Riana Pfefferkorn Contributor
The debate over encryption continues to drag on without end.
In recent months, the discourse has largely swung away from encrypted smartphones to focus instead on end-to-end encrypted messaging. But a recent press conference by the heads of the Department of Justice (DOJ) and the Federal Bureau of Investigation (FBI) showed that the debate over device encryption isn’t dead, it was merely resting. And it just won’t go away.
At the presser, Attorney General William Barr and FBI Director Chris Wray announced that after months of work, FBI technicians had succeeded in unlocking the two iPhones used by the Saudi military officer who carried out a terrorist shooting at the Pensacola Naval Air Station in Florida in December 2019. The shooter died in the attack, which was quickly claimed by Al Qaeda in the Arabian Peninsula.
Early this year — a
I once showed up for my first day at a new job only to find that my desk hadn’t been cleaned out — or even dusted. I spent my first hours at work finding the kitchen, unearthing cleaning supplies, wiping down my desk and sorting through (aka throwing out) someone else’s files.
How do you think I felt about my decision to take that job? What if I told you this has happened to me at every single tech job I’ve ever taken, at big and small companies?
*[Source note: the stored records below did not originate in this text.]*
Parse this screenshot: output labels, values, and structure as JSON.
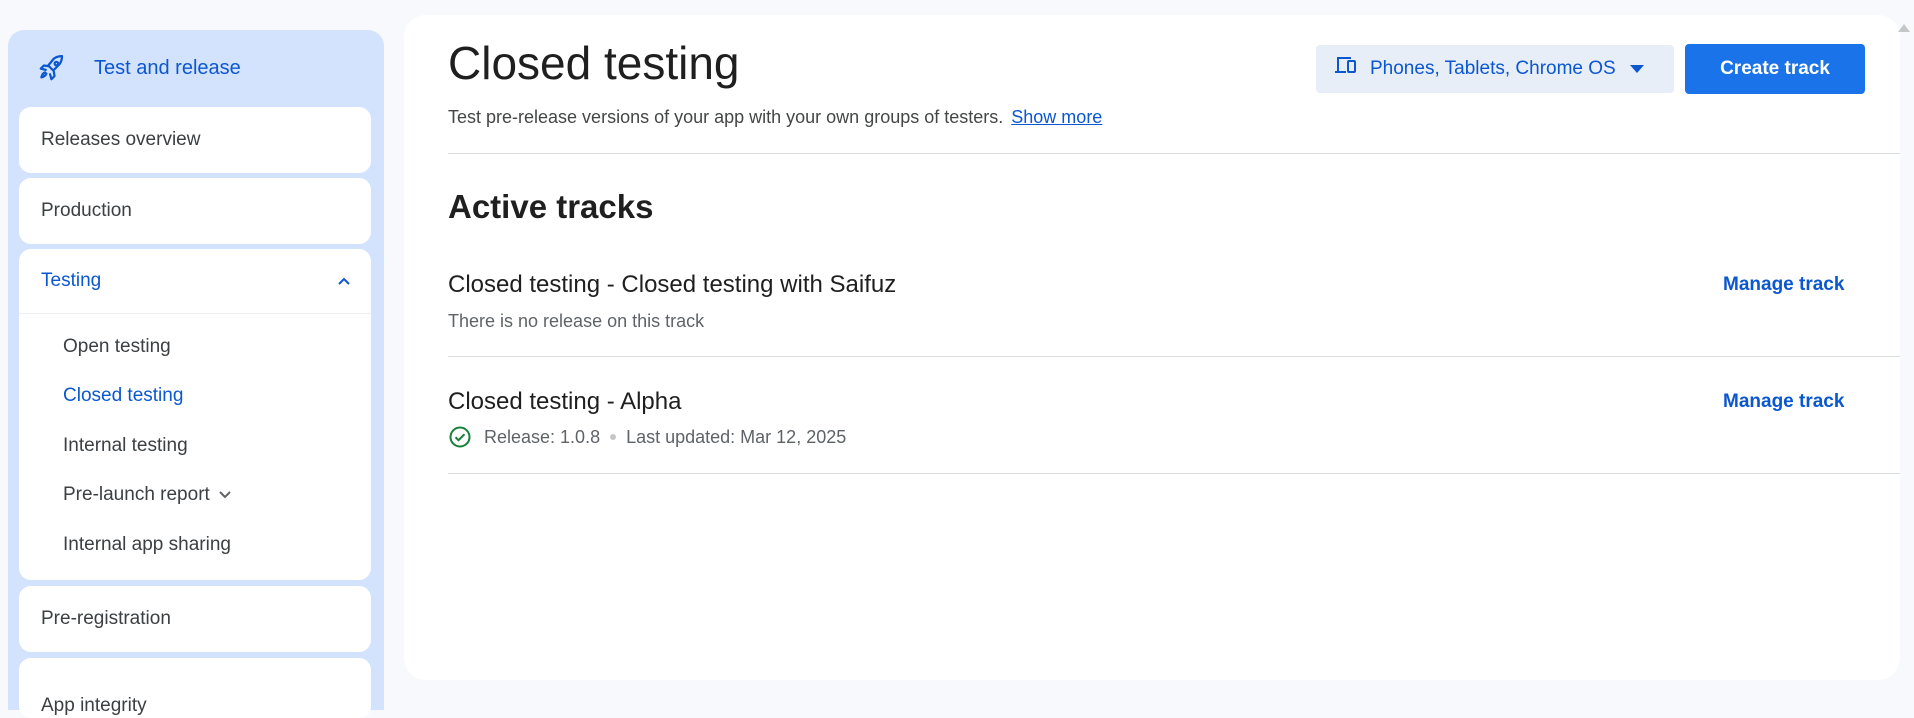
{
  "sidebar": {
    "header_label": "Test and release",
    "header_icon": "rocket-icon",
    "items": [
      {
        "label": "Releases overview"
      },
      {
        "label": "Production"
      },
      {
        "label": "Testing"
      },
      {
        "label": "Pre-registration"
      }
    ],
    "testing_subitems": [
      {
        "label": "Open testing"
      },
      {
        "label": "Closed testing"
      },
      {
        "label": "Internal testing"
      },
      {
        "label": "Pre-launch report"
      },
      {
        "label": "Internal app sharing"
      }
    ],
    "truncated_item": "App integrity"
  },
  "header": {
    "title": "Closed testing",
    "description": "Test pre-release versions of your app with your own groups of testers.",
    "show_more": "Show more",
    "device_filter": "Phones, Tablets, Chrome OS",
    "create_button": "Create track"
  },
  "section": {
    "title": "Active tracks"
  },
  "tracks": [
    {
      "title": "Closed testing - Closed testing with Saifuz",
      "status": "There is no release on this track",
      "action": "Manage track"
    },
    {
      "title": "Closed testing - Alpha",
      "release": "Release: 1.0.8",
      "updated": "Last updated: Mar 12, 2025",
      "action": "Manage track"
    }
  ],
  "colors": {
    "accent": "#0b57d0",
    "primary_button": "#1a73e8",
    "sidebar_bg": "#d3e3fd",
    "success": "#188038"
  }
}
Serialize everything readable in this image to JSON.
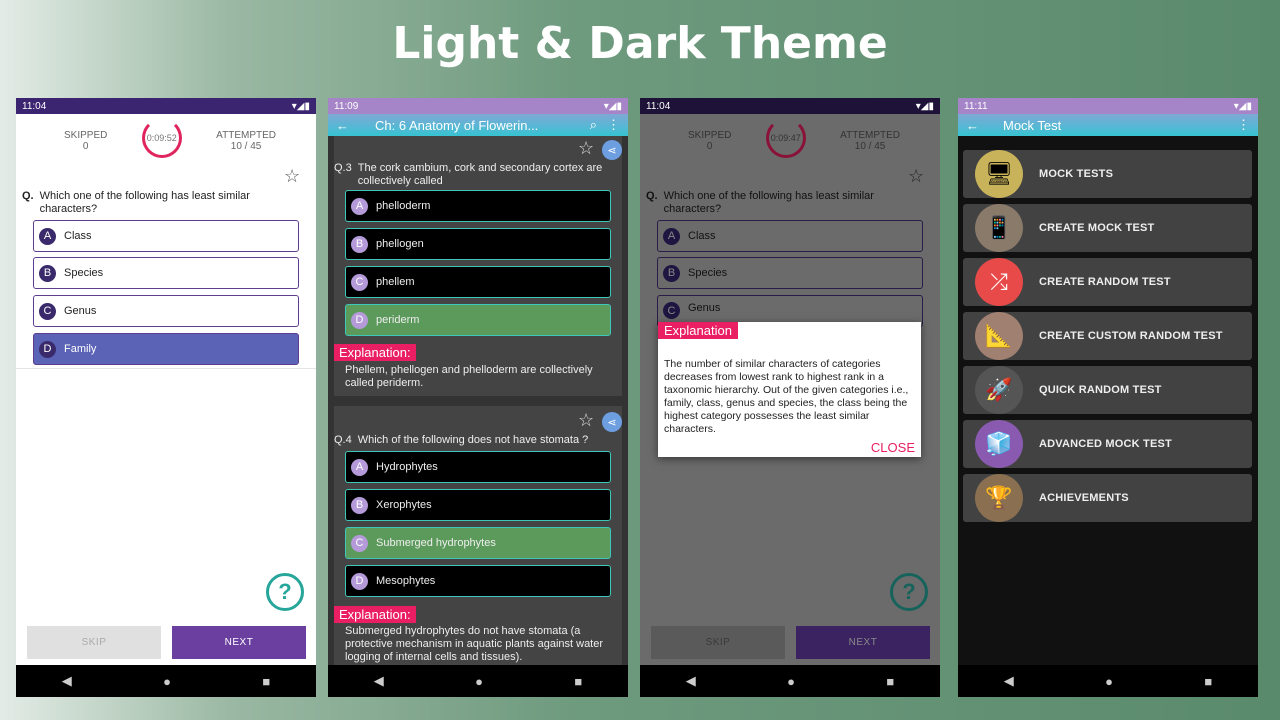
{
  "hero_title": "Light & Dark Theme",
  "screens": {
    "s1": {
      "time": "11:04",
      "skipped_label": "SKIPPED",
      "skipped_value": "0",
      "timer": "0:09:52",
      "attempted_label": "ATTEMPTED",
      "attempted_value": "10 / 45",
      "q_prefix": "Q.",
      "question": "Which one of the following has least similar characters?",
      "options": [
        {
          "letter": "A",
          "text": "Class"
        },
        {
          "letter": "B",
          "text": "Species"
        },
        {
          "letter": "C",
          "text": "Genus"
        },
        {
          "letter": "D",
          "text": "Family",
          "selected": true
        }
      ],
      "skip": "SKIP",
      "next": "NEXT",
      "help": "?"
    },
    "s2": {
      "time": "11:09",
      "title": "Ch: 6 Anatomy of Flowerin...",
      "q3": {
        "num": "Q.3",
        "text": "The cork cambium, cork and secondary cortex are collectively called",
        "options": [
          {
            "letter": "A",
            "text": "phelloderm"
          },
          {
            "letter": "B",
            "text": "phellogen"
          },
          {
            "letter": "C",
            "text": "phellem"
          },
          {
            "letter": "D",
            "text": "periderm",
            "correct": true
          }
        ],
        "explanation_label": "Explanation:",
        "explanation": "Phellem, phellogen and phelloderm are collectively called periderm."
      },
      "q4": {
        "num": "Q.4",
        "text": "Which of the following does not have stomata ?",
        "options": [
          {
            "letter": "A",
            "text": "Hydrophytes"
          },
          {
            "letter": "B",
            "text": "Xerophytes"
          },
          {
            "letter": "C",
            "text": "Submerged hydrophytes",
            "correct": true
          },
          {
            "letter": "D",
            "text": "Mesophytes"
          }
        ],
        "explanation_label": "Explanation:",
        "explanation": "Submerged hydrophytes do not have stomata (a protective mechanism in aquatic plants against water logging of internal cells and tissues)."
      }
    },
    "s3": {
      "time": "11:04",
      "skipped_label": "SKIPPED",
      "skipped_value": "0",
      "timer": "0:09:47",
      "attempted_label": "ATTEMPTED",
      "attempted_value": "10 / 45",
      "q_prefix": "Q.",
      "question": "Which one of the following has least similar characters?",
      "options": [
        {
          "letter": "A",
          "text": "Class"
        },
        {
          "letter": "B",
          "text": "Species"
        },
        {
          "letter": "C",
          "text": "Genus"
        }
      ],
      "dialog_title": "Explanation",
      "dialog_text": "The number of similar characters of categories decreases from lowest rank to highest rank in a taxonomic hierarchy. Out of the given categories i.e., family, class, genus and species, the class being the highest category possesses the least similar characters.",
      "close": "CLOSE",
      "skip": "SKIP",
      "next": "NEXT",
      "help": "?"
    },
    "s4": {
      "time": "11:11",
      "title": "Mock Test",
      "items": [
        "MOCK TESTS",
        "CREATE MOCK TEST",
        "CREATE RANDOM TEST",
        "CREATE CUSTOM RANDOM TEST",
        "QUICK RANDOM TEST",
        "ADVANCED MOCK TEST",
        "ACHIEVEMENTS"
      ]
    }
  },
  "colors": {
    "accent_pink": "#e91e63",
    "purple": "#6a3fa0",
    "teal": "#3cc7b9",
    "status_purple": "#3b2470",
    "correct_green": "#5c9a5c"
  }
}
And, incredibly, it keeps happening to new hires at tech startups every day.
Gallup found that only 12% of U.S. employers do a great job of employee onboarding — the rest are lackluster or downright bad.
A good employee onboarding program can improve employee retention by as much as 25% and make new hires 69% more likely to stick with an employer for three years. In an incredibly tight market for hiring tech talent, retention matters a lot. But onboarding is unfortunately an after-thought for busy tech companies today, which are scaling so rapidly, they often think the recruiting process ends once a sought-after hire accepts the offer.
Big tech companies like Google and Facebook can spend lavishly on employee onboarding (in addition to offering sky-high salaries, of course). But any company, big or small, can create a five-star onboarding experience without breaking the bank. Below are some suggestions that can help your company get new employees engaged from their first day — and, most importantly, help them stick around for your startup’s journey.
1. Start the onboarding process before your new hire shows up